By Peter Smith
On 16th March, 1897 two men stood face to face in one of Chicago’s main squares, one pointing a revolver at the other. Shots were fired and the ‘victim’ fell to the round and then immediately stood up, totally unscathed. The watching crowd were convinced that either the bullets were blanks, or it was some sort of magnetic trick.
It was neither. It was a material produced by a Catholic priest, Casimer Zeglen, whose ambition had been to invent “a product of great helpfulness to the world.”
Born in Poland in 1869, Zeglen was deeply religious and from early childhood had felt his future would be in a monastic establishment. Despite parental objections, he entered the Resurrectionist Order in Lwow in 1887 and in 1890 he was sent to the United States to take up the position of Sacristan at St. Stanislaus Church in Chicago, the largest Polish church in the country with around 40,000 parishioners.
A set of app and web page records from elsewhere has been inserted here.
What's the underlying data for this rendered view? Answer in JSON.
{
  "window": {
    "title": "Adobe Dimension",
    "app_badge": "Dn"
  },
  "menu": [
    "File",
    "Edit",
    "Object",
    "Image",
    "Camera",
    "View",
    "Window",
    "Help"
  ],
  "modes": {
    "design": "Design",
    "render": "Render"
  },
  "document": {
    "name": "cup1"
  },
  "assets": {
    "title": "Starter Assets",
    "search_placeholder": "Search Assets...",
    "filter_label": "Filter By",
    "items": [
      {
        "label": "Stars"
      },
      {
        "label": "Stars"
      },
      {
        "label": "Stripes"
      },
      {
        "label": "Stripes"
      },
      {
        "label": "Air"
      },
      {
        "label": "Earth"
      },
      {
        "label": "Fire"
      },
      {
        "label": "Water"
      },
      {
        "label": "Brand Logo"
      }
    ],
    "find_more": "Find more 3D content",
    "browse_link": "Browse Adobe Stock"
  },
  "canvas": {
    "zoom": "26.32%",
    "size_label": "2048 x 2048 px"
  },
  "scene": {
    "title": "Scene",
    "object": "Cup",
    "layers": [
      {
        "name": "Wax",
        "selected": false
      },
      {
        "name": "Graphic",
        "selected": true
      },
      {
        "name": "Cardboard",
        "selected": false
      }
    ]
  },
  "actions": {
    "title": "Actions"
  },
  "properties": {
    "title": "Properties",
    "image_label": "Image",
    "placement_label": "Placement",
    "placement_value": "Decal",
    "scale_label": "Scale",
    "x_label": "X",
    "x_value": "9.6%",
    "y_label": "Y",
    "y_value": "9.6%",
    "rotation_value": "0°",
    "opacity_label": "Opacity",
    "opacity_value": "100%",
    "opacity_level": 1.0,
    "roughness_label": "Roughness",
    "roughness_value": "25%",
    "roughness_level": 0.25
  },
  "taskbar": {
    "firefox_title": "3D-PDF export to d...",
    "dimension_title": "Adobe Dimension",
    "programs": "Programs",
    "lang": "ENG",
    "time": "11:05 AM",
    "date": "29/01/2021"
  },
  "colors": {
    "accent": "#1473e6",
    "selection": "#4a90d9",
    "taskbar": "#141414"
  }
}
Whilst outwardly happy, he was also distraught by the many anarchist attacks on public figures and the many assassinations taking place, particularly that of Chicago Mayor, Henry Harrison.
He was convinced that there had to be some way of preventing such deaths from bullet wounds and in the weeks following Harrison’s death he experimented with several materials to find a solution. Yet, what he produced looked more like a medieval suit of armour than a lightweight vest.